Collected data entries

= = = =

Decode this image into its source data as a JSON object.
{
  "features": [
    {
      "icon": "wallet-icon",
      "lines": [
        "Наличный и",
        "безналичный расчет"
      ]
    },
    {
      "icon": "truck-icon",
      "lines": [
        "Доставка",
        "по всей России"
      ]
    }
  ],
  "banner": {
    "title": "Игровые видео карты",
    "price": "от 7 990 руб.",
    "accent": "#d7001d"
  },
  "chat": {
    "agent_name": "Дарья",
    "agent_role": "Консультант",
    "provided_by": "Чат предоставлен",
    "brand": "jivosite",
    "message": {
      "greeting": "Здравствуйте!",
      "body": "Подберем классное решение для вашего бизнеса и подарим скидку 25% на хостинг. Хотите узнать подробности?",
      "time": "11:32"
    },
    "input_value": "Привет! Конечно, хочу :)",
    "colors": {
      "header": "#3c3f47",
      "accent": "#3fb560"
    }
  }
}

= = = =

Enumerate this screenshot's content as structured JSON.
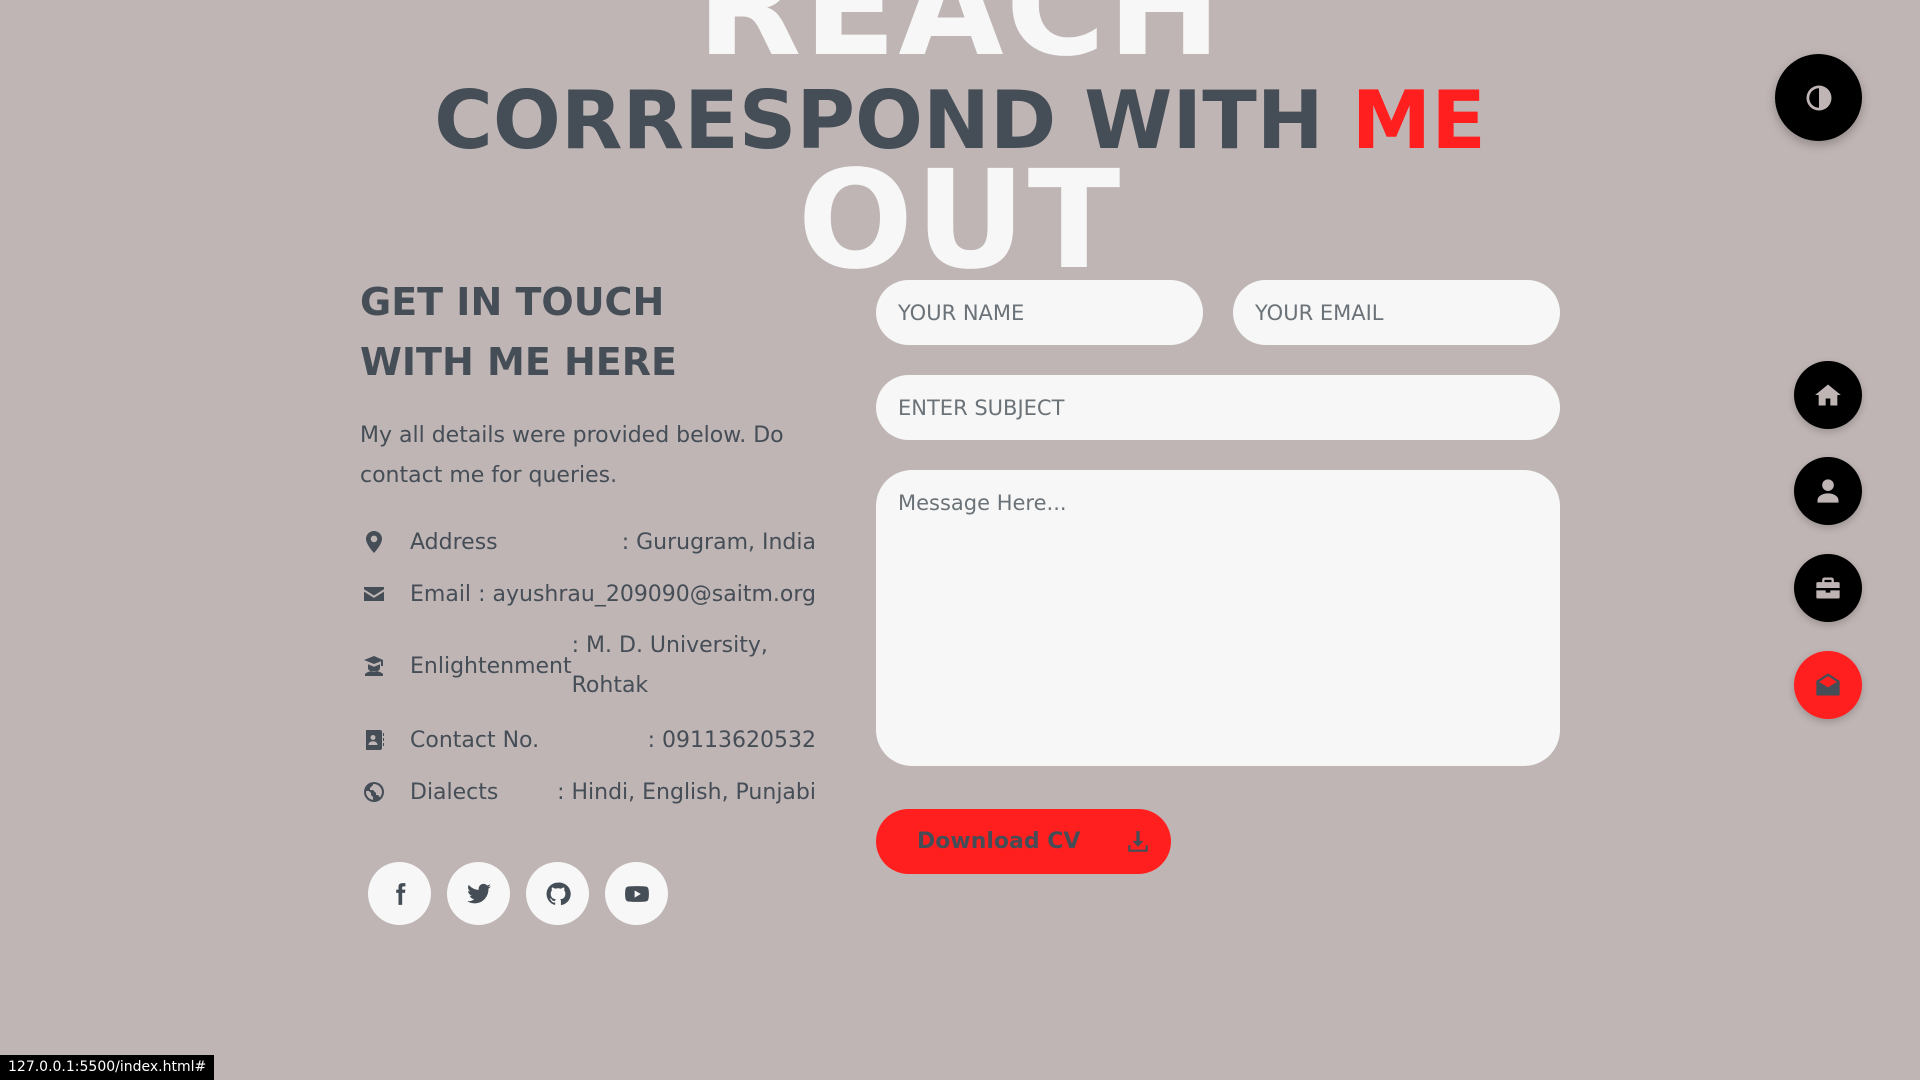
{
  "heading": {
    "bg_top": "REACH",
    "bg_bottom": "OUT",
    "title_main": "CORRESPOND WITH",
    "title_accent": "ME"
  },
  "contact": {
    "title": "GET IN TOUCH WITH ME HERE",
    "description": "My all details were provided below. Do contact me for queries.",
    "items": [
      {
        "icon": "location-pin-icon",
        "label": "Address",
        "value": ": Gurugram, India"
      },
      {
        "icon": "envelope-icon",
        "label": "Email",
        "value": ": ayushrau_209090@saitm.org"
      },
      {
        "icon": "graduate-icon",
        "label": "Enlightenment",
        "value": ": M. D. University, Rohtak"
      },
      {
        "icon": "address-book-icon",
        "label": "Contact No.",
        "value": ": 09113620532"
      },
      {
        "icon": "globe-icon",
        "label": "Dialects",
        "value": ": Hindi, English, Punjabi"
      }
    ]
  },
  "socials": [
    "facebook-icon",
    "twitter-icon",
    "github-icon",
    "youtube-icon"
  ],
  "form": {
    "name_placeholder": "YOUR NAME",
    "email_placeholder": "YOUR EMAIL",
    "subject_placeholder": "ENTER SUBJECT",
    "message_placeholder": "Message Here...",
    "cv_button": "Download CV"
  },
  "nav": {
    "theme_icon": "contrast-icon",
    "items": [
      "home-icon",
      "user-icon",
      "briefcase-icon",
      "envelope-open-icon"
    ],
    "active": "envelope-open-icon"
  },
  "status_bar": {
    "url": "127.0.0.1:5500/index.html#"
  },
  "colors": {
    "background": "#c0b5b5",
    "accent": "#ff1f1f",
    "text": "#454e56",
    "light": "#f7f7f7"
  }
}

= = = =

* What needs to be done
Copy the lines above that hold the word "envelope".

* Solution for this task
        "icon": "envelope-icon",
      "envelope-open-icon"
    "active": "envelope-open-icon"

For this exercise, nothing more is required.